In France, army generals are named after the type of unit they command. In ascending order there are two ranks :
- Général de brigade ("brigade general").
- Général de division ("divisional general").
Officers of the rank of général de division can receive different positions and styles (rang et appellation) :
- Général de corps d'armée ("corps general").
- Général d'armée ("army general").
The appointment of maréchal de France, wearing seven stars, is purely honorary.
- Maréchal de France ("Marshal of France").
Read more about General: History
Other articles related to "general":
... Speck April 29, 1940 Generalleutnant Rudolf Sintzenich November 1, 1940 General Friedrich Kühn March 22, 1941 Generalleutnant Heinrich von Prittwitz und Gaffron April ...

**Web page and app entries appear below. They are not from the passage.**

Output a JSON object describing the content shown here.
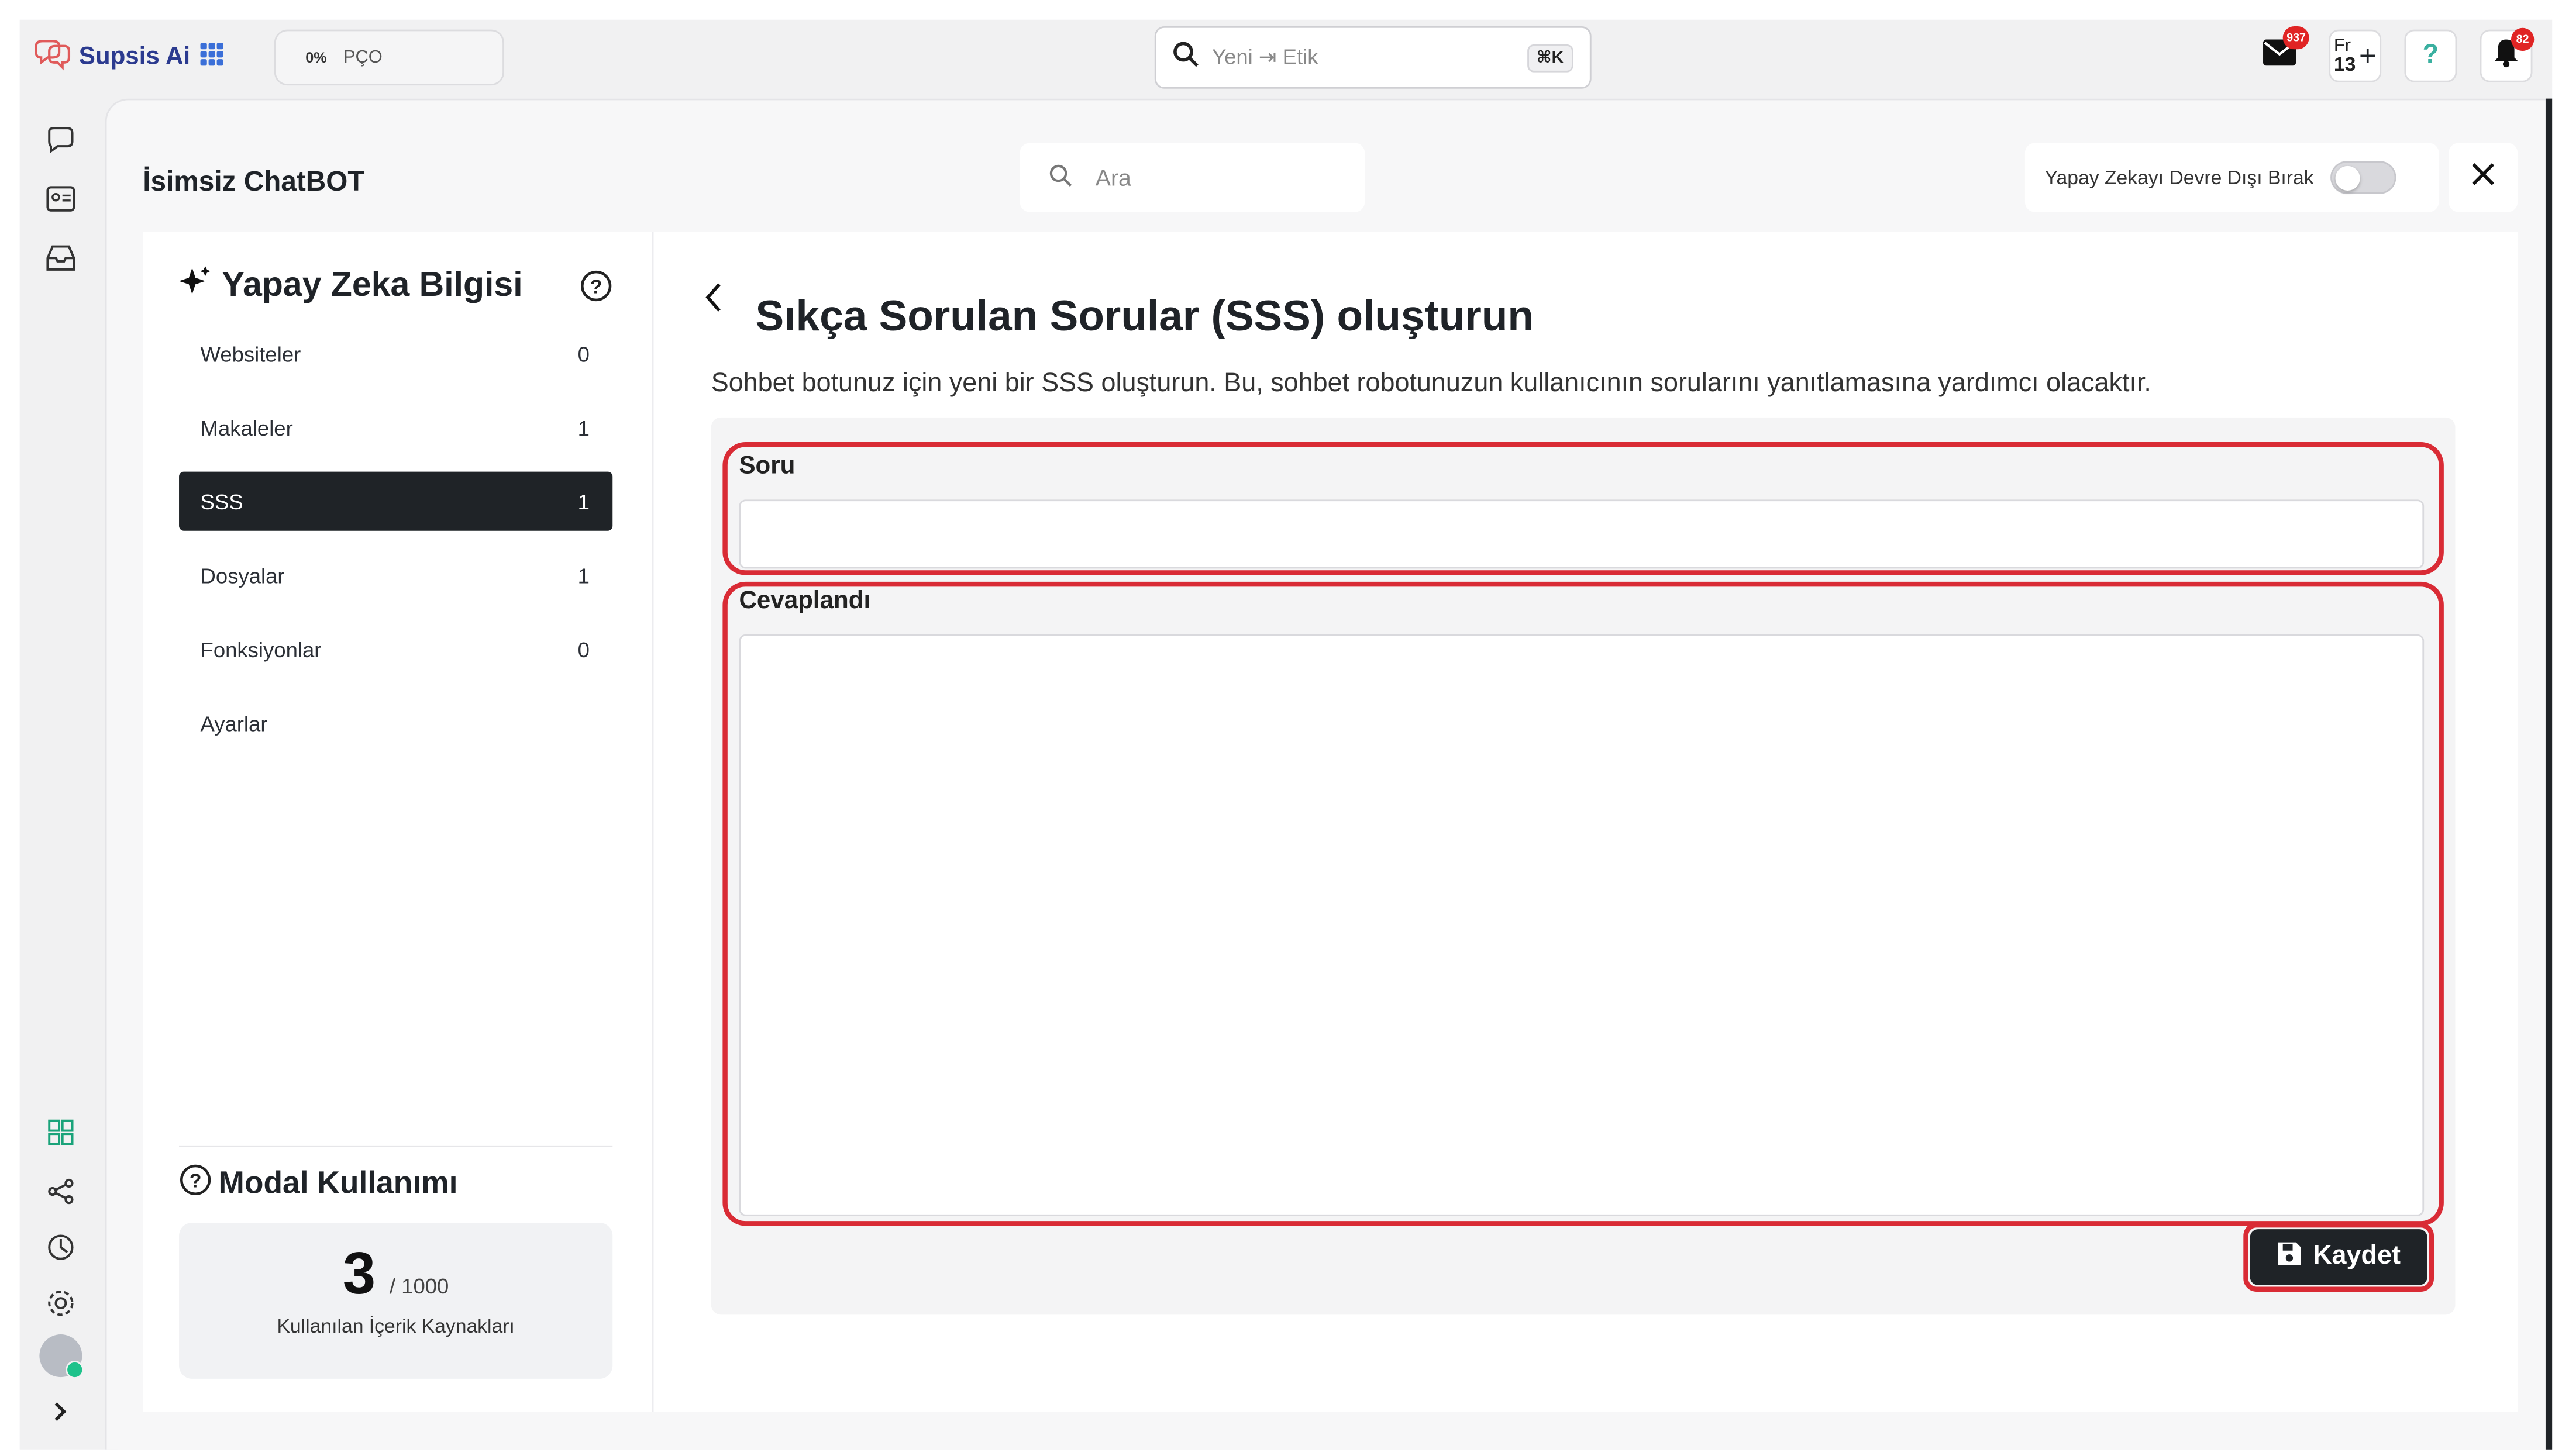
{
  "brand": {
    "name": "Supsis Ai"
  },
  "topbar": {
    "progress_percent": "0%",
    "progress_label": "PÇO",
    "search_placeholder": "Yeni ⇥ Etik",
    "search_shortcut": "⌘K",
    "mail_badge": "937",
    "fr_label_top": "Fr",
    "fr_label_bottom": "13",
    "notif_badge": "82"
  },
  "panel": {
    "title": "İsimsiz ChatBOT",
    "search_placeholder": "Ara",
    "ai_toggle_label": "Yapay Zekayı Devre Dışı Bırak",
    "ai_toggle_on": false
  },
  "knowledge": {
    "title": "Yapay Zeka Bilgisi",
    "items": [
      {
        "label": "Websiteler",
        "count": "0",
        "active": false
      },
      {
        "label": "Makaleler",
        "count": "1",
        "active": false
      },
      {
        "label": "SSS",
        "count": "1",
        "active": true
      },
      {
        "label": "Dosyalar",
        "count": "1",
        "active": false
      },
      {
        "label": "Fonksiyonlar",
        "count": "0",
        "active": false
      },
      {
        "label": "Ayarlar",
        "count": "",
        "active": false
      }
    ]
  },
  "usage": {
    "title": "Modal Kullanımı",
    "used": "3",
    "max": "/ 1000",
    "caption": "Kullanılan İçerik Kaynakları"
  },
  "content": {
    "title": "Sıkça Sorulan Sorular (SSS) oluşturun",
    "subtitle": "Sohbet botunuz için yeni bir SSS oluşturun. Bu, sohbet robotunuzun kullanıcının sorularını yanıtlamasına yardımcı olacaktır.",
    "question_label": "Soru",
    "question_value": "",
    "answer_label": "Cevaplandı",
    "answer_value": "",
    "save_label": "Kaydet"
  },
  "colors": {
    "highlight": "#d92b35",
    "active_item": "#1f2327",
    "brand": "#2b3a8f"
  }
}
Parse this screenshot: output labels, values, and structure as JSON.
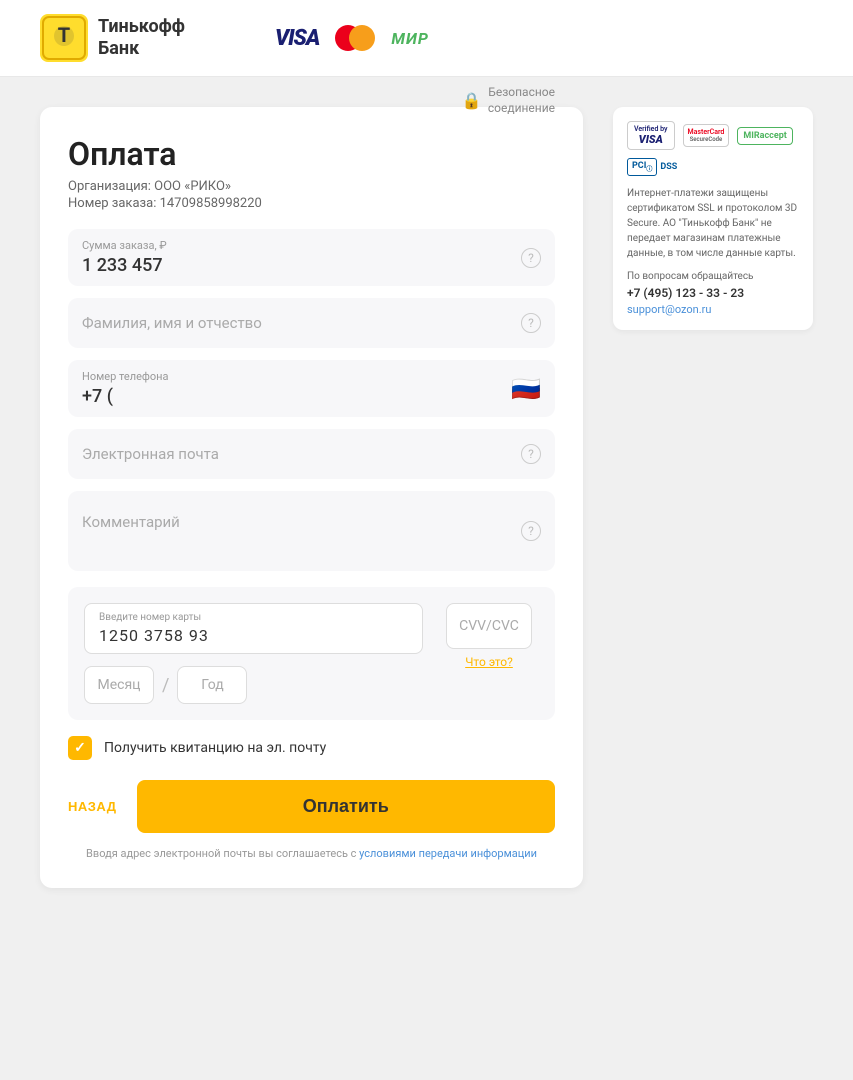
{
  "header": {
    "bank_name_line1": "Тинькофф",
    "bank_name_line2": "Банк",
    "visa_label": "VISA",
    "mir_label": "МИР"
  },
  "form": {
    "title": "Оплата",
    "secure_label": "Безопасное\nсоединение",
    "org_label": "Организация: ООО «РИКО»",
    "order_label": "Номер заказа: 14709858998220",
    "amount_field_label": "Сумма заказа, ₽",
    "amount_value": "1 233 457",
    "fullname_placeholder": "Фамилия, имя и отчество",
    "phone_label": "Номер телефона",
    "phone_value": "+7 (",
    "email_placeholder": "Электронная почта",
    "comment_placeholder": "Комментарий",
    "card_number_label": "Введите номер карты",
    "card_number_value": "1250  3758  93",
    "month_placeholder": "Месяц",
    "year_placeholder": "Год",
    "cvv_placeholder": "CVV/CVC",
    "cvv_link": "Что это?",
    "receipt_label": "Получить квитанцию на эл. почту",
    "back_btn": "НАЗАД",
    "pay_btn": "Оплатить",
    "terms_text": "Вводя адрес электронной почты вы соглашаетесь с ",
    "terms_link_text": "условиями передачи информации"
  },
  "sidebar": {
    "verified_visa_line1": "Verified by",
    "verified_visa_line2": "VISA",
    "mc_secure_line1": "MasterCard",
    "mc_secure_line2": "SecureCode",
    "mir_accept": "MIRaccept",
    "pci_label": "PCI",
    "dss_label": "DSS",
    "security_desc": "Интернет-платежи защищены сертификатом SSL и протоколом 3D Secure. АО \"Тинькофф Банк\" не передает магазинам платежные данные, в том числе данные карты.",
    "support_label": "По вопросам обращайтесь",
    "support_phone": "+7 (495) 123 - 33 - 23",
    "support_email": "support@ozon.ru"
  }
}
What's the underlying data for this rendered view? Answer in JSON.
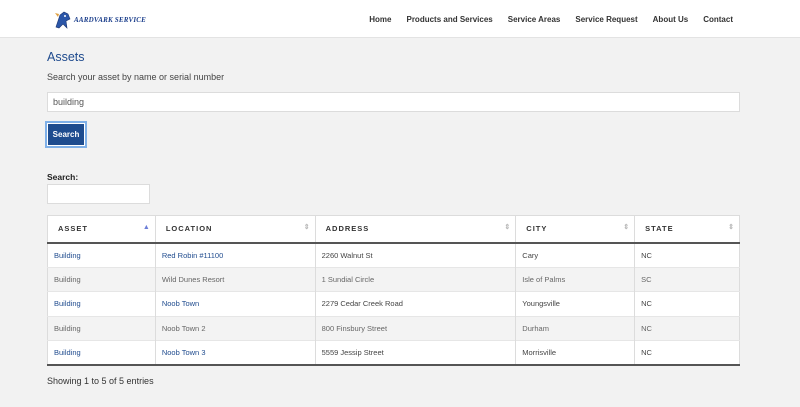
{
  "header": {
    "logo_text": "AARDVARK SERVICE",
    "nav": [
      "Home",
      "Products and Services",
      "Service Areas",
      "Service Request",
      "About Us",
      "Contact"
    ]
  },
  "page": {
    "title": "Assets",
    "subtitle": "Search your asset by name or serial number",
    "search_value": "building",
    "search_button": "Search",
    "filter_label": "Search:",
    "filter_value": ""
  },
  "table": {
    "columns": [
      "ASSET",
      "LOCATION",
      "ADDRESS",
      "CITY",
      "STATE"
    ],
    "sorted_column": "ASSET",
    "rows": [
      [
        "Building",
        "Red Robin #11100",
        "2260 Walnut St",
        "Cary",
        "NC"
      ],
      [
        "Building",
        "Wild Dunes Resort",
        "1 Sundial Circle",
        "Isle of Palms",
        "SC"
      ],
      [
        "Building",
        "Noob Town",
        "2279 Cedar Creek Road",
        "Youngsville",
        "NC"
      ],
      [
        "Building",
        "Noob Town 2",
        "800 Finsbury Street",
        "Durham",
        "NC"
      ],
      [
        "Building",
        "Noob Town 3",
        "5559 Jessip Street",
        "Morrisville",
        "NC"
      ]
    ]
  },
  "footer_info": "Showing 1 to 5 of 5 entries",
  "colors": {
    "accent": "#1e4c8f",
    "link": "#1f4b8e"
  }
}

... could not keep pace with the rapid development and progress of general-purpose computers ... most database systems nowadays are software systems running on general-purpose hardware, using general-purpose computer data storage ...
... November 6 – Apartheid The United Nations General Assembly passes a resolution condemning South Africa's racist apartheid policies, and calls for ... November 30 – The United Nations General Assembly elects U Thant of Burma as the new UN Secretary-General ...
... Janet Wood Reno (born July 21, 1938), served as the Attorney General of the United States, from 1993 to 2001 ... She was the first woman to serve as Attorney General and the second longest serving Attorney General after William Wirt ...
... to serve as the United States Attorney General ... Reno remained Attorney General for the rest of Clinton's presidency, making her the longest-serving Attorney General since William Wirt in 1829 ...
Famous quotes containing the word general:
“Without metaphor the handling of general concepts such as culture and civilization becomes impossible, and that of disease and disorder is the obvious one for the case in point. Is not crisis itself a concept we owe to Hippocrates? In the social and cultural domain no metaphor is more apt than the pathological one.”
—Johan Huizinga (18721945)
“Every writer is necessarily a criticthat is, each sentence is a skeleton accompanied by enormous activity of rejection; and each selection is governed by general principles concerning truth, force, beauty, and so on.... The critic that is in every fabulist is like the icebergnine-tenths of him is under water.”
—Thornton Wilder (18971975)
“Amid the pressure of great events, a general principle gives no help.”
—Georg Wilhelm Friedrich Hegel (17701831)